## AIM OF THE EXERCISE
One figure is the whole answer: the number of lines below that contain the word "type".

(Data about app and page elements)
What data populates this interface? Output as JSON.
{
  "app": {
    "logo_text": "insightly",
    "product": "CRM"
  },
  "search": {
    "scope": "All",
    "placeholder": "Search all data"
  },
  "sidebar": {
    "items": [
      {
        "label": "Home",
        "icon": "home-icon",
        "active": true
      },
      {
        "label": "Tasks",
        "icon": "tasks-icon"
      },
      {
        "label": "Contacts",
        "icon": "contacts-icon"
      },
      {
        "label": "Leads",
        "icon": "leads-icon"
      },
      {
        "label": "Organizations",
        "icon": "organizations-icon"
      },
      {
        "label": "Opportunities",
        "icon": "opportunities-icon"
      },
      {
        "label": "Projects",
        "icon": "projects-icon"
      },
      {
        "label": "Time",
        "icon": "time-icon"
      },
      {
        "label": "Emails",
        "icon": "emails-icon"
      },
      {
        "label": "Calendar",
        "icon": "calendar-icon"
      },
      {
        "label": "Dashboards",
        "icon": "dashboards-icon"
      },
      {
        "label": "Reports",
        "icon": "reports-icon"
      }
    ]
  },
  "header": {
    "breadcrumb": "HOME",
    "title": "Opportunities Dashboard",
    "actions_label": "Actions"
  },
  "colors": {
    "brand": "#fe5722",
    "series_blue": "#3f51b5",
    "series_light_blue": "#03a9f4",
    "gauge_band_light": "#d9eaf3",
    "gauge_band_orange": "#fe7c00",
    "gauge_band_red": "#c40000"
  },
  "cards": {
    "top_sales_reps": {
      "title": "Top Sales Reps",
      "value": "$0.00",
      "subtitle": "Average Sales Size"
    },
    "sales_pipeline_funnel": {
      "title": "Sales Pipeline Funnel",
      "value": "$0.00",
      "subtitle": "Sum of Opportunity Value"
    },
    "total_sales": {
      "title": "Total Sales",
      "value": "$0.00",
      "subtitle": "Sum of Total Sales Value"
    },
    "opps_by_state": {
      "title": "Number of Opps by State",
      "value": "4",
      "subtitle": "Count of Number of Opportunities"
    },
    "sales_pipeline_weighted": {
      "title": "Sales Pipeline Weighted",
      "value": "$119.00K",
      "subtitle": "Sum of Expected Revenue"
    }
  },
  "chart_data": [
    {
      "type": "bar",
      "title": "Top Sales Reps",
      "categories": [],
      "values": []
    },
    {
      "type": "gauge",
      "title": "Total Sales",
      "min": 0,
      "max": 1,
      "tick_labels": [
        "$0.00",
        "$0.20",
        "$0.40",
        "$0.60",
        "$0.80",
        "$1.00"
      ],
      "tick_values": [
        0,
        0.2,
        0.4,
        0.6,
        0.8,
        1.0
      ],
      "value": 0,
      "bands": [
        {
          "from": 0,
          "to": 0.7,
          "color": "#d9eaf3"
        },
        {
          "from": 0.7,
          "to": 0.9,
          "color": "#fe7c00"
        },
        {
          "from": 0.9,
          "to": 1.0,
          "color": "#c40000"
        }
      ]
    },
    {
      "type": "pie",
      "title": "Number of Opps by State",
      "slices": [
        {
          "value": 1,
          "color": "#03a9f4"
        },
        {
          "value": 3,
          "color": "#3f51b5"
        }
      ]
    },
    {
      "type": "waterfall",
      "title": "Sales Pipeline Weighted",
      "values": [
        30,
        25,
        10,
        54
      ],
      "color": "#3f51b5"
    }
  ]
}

## ANSWER FOR THE TASK
4